Recommended by Nick Malakhow

  • Rastus and Hattie
    18 May. 2019
    This piece is so brilliant in the way it melds dark satire with both intellectually provocative sentiments and deeply emotional human truths. It incorporates multiple theatrical devices effortlessly. While all the characters were superbly drawn, Needra's journey in particular was navigated with a poignant and pointed metaphorical exploration of ingrained cultural trauma and identity formation. Highly theatrical in the best way!
  • Recent Unsettling Events
    16 May. 2019
    An incisive and wonderfully structured exploration of privilege and of the precarious divide between power and powerlessness that young adults feel as they navigate issues of social justice and identity. With a deeply intersectional cross-section of characters, many perspectives are given their due and equal weight in the thorny, well-drawn, and both humorous and tragic discussions.
  • delicacy of a puffin heart
    15 May. 2019
    This was a beautiful and surprising read. I loved the way it seamlessly navigated throughout time and space with poignant transitions that truly aided the storytelling. A turning point a little more than halfway through really surprised me in a fabulous way, and the characters' unique and distinct identities were so well drawn.
  • Man Boobs
    15 Apr. 2019
    So very intimate, beautiful, and specific. Like the best "micro-level" stories, it plumbs many universal truths--truths about body image, shame, desire, and overcoming adolescent trauma--from a distinct point of view. Sexy, funny, sad. I'd love to see this onstage!
  • Up the Ladder, Down the Slide
    13 Apr. 2019
    A poignant and deeply intersectional look at family relationships, caretaking, grieving, and loss. Like all of my favorite plays in this sphere, plenty of very human laughs came along with the lyrical language, beautifully described stage pictures, and heartbreaking moments. Would love to see and experience this onstage, as the described visuals and sounds are vivid and distinct.
    13 Apr. 2019
    Was privileged to see a staged reading of this. By turns brutal, beautiful, horrifying, and hilarious. Provocative in the best possible way. Raises questions and reveals insights about race in America using visceral gut punches paired with eloquent discourse and genius metaphors. The subtle stylistic progression throughout and, especially, at the end is organic and brilliant! I'm eager to see this on stages in the near future.
  • Ripped
    6 Apr. 2019
    I just loved how this was structured. Up until the very end, we're discovering new information that adds layer upon layer to the characters and circumstances!
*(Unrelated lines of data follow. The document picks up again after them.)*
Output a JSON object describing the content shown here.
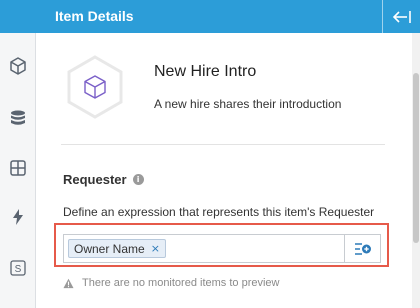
{
  "header": {
    "title": "Item Details"
  },
  "item": {
    "name": "New Hire Intro",
    "description": "A new hire shares their introduction"
  },
  "requester": {
    "label": "Requester",
    "description": "Define an expression that represents this item's Requester",
    "chip_label": "Owner Name",
    "chip_remove": "×"
  },
  "warning": {
    "text": "There are no monitored items to preview"
  },
  "rail": {
    "items": [
      "cube-icon",
      "database-icon",
      "grid-icon",
      "lightning-icon",
      "script-icon"
    ],
    "script_letter": "S"
  },
  "colors": {
    "header": "#2c9dd8",
    "highlight": "#e65a4a",
    "chip_bg": "#e6eef7"
  }
}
Loved the use of the dress and its condition as a way of telling time and making sense of the chronology. The hazy and irregular transitions in time echo the irregularity of Lucy piecing together the events. All in all, a really thoughtful and complex exploration of an extraordinarily difficult topic.
  • Black Super Hero Magic Mama
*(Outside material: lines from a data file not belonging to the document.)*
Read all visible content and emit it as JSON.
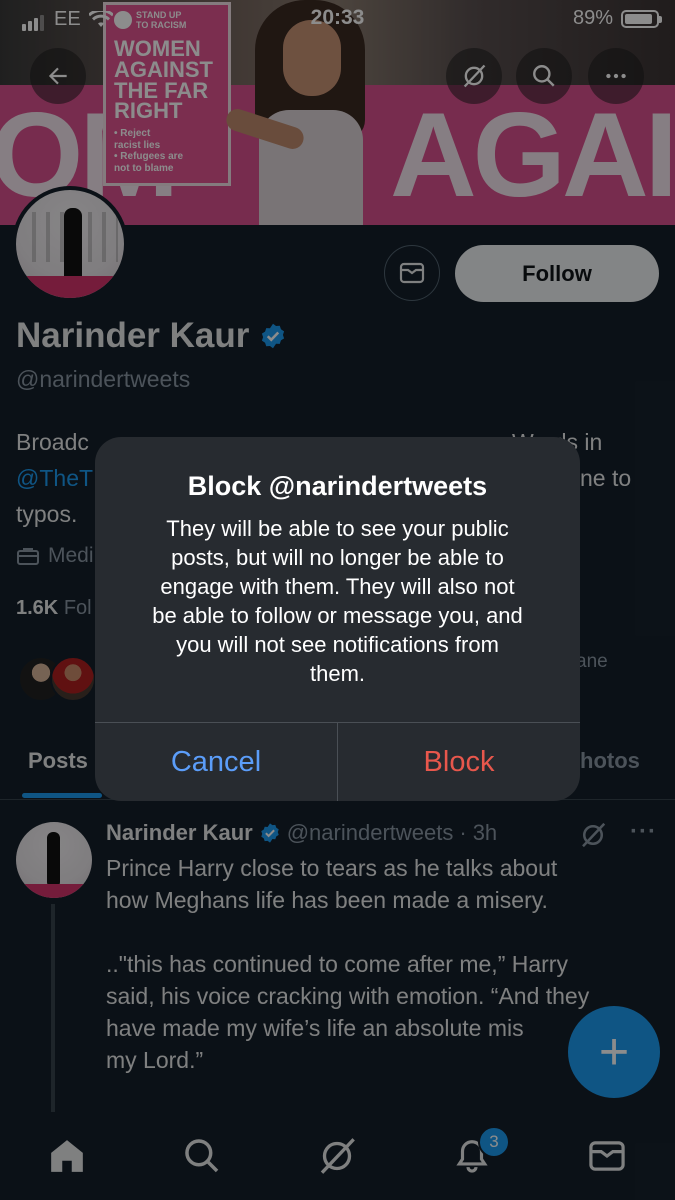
{
  "status_bar": {
    "carrier": "EE",
    "time": "20:33",
    "battery": "89%",
    "battery_level": 0.89
  },
  "banner": {
    "placard_logo_line1": "STAND UP",
    "placard_logo_line2": "TO RACISM",
    "placard_headline_1": "WOMEN",
    "placard_headline_2": "AGAINST",
    "placard_headline_3": "THE FAR",
    "placard_headline_4": "RIGHT",
    "placard_sub_1": "• Reject",
    "placard_sub_2": "racist lies",
    "placard_sub_3": "• Refugees are",
    "placard_sub_4": "not to blame",
    "banner_text_left": "OM",
    "banner_text_right": "AGAI"
  },
  "profile": {
    "follow_label": "Follow",
    "name": "Narinder Kaur",
    "handle": "@narindertweets",
    "bio_line1": "Broadc",
    "bio_line1_right": "Words in",
    "bio_line2_link": "@TheT",
    "bio_line2_right": "ne to",
    "bio_line3": "typos.",
    "meta": "Medi",
    "stats_count": "1.6K",
    "stats_label": "Fol",
    "followers_tail": "ane"
  },
  "tabs": [
    {
      "label": "Posts"
    },
    {
      "label": "hotos"
    }
  ],
  "tweet": {
    "name": "Narinder Kaur",
    "handle": "@narindertweets",
    "separator": "·",
    "time": "3h",
    "more": "···",
    "line1": "Prince Harry close to tears as he talks about",
    "line2": "how Meghans life has been made a misery.",
    "line3": "..\"this has continued to come after me,” Harry",
    "line4": "said, his voice cracking with emotion. “And they",
    "line5": "have made my wife’s life an absolute mis",
    "line6": "my Lord.”"
  },
  "fab": {
    "label": "+"
  },
  "bottom_nav": {
    "notifications_badge": "3"
  },
  "dialog": {
    "title": "Block @narindertweets",
    "message_lines": [
      "They will be able to see your public",
      "posts, but will no longer be able to",
      "engage with them. They will also not",
      "be able to follow or message you, and",
      "you will not see notifications from",
      "them."
    ],
    "cancel_label": "Cancel",
    "block_label": "Block"
  },
  "colors": {
    "background": "#15202b",
    "accent": "#1d9bf0",
    "dialog_bg": "#272b30",
    "cancel": "#5b9df9",
    "block": "#e8574c"
  }
}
    3 Apr. 2019
    Wow! What an amazing piece. I can't believe how effortlessly it travels from warm human realism to razor-sharp satire to gutting tragedy to magical realism and back again. This piece manages all of those tones, styles, motifs, etc. while feeling like a beautifully unified piece of art. A dangerous read on public transit, as I vacillated many times between raucously laughing aloud to crying openly. I'm so grateful to have read it and can't wait to experience a production.
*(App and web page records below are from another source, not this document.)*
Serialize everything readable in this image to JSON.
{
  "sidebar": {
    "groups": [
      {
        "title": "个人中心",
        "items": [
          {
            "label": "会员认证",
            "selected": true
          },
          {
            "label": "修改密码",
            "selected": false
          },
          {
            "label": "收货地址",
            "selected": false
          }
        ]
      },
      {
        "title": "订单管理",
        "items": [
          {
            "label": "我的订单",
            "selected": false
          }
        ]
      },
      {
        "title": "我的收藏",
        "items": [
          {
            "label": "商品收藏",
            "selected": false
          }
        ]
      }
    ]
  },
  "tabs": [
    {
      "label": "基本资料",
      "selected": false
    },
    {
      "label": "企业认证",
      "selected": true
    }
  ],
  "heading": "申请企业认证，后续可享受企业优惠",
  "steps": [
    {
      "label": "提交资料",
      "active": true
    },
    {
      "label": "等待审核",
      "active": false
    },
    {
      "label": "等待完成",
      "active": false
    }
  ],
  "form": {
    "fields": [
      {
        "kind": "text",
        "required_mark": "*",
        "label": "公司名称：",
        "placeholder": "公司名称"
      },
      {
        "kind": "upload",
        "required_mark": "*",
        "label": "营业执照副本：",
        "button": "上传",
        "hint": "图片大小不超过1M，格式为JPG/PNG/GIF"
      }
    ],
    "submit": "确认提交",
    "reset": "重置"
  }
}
  • Eureka Day
    19 Mar. 2019
    As a former teacher from a Quaker school, this satirizing of the "well-meaning-liberal-agenda gone astray" is so very on point. The group chat gone awry is one of the funniest scenes I've read in a long time, and it had me laughing uncontrollably to myself on a quiet plane. I'd love to see what that looked like in production! This is a fresh and novel group of people rendered onstage, and Spector shifts effortlessly between hilarity and poignant personal tragedy.
  • Trees in their youth
    18 Mar. 2019
    This piece uses line breaks in a truly wonderful way, capturing a somewhat lyrical, but also natural rhythm of speech effortlessly. I also loved the amplified and heightened world of the piece. While high school coming of age stories tend to be full of oft-used tropes, the characters rendered here were recognizable, but also fresh, unique, and distinct. This piece captures with theatricality, music, and rhythm what disingenuous teen movies fail to capture onscreen. Wonderful on the page, and would be even more kinetic onstage!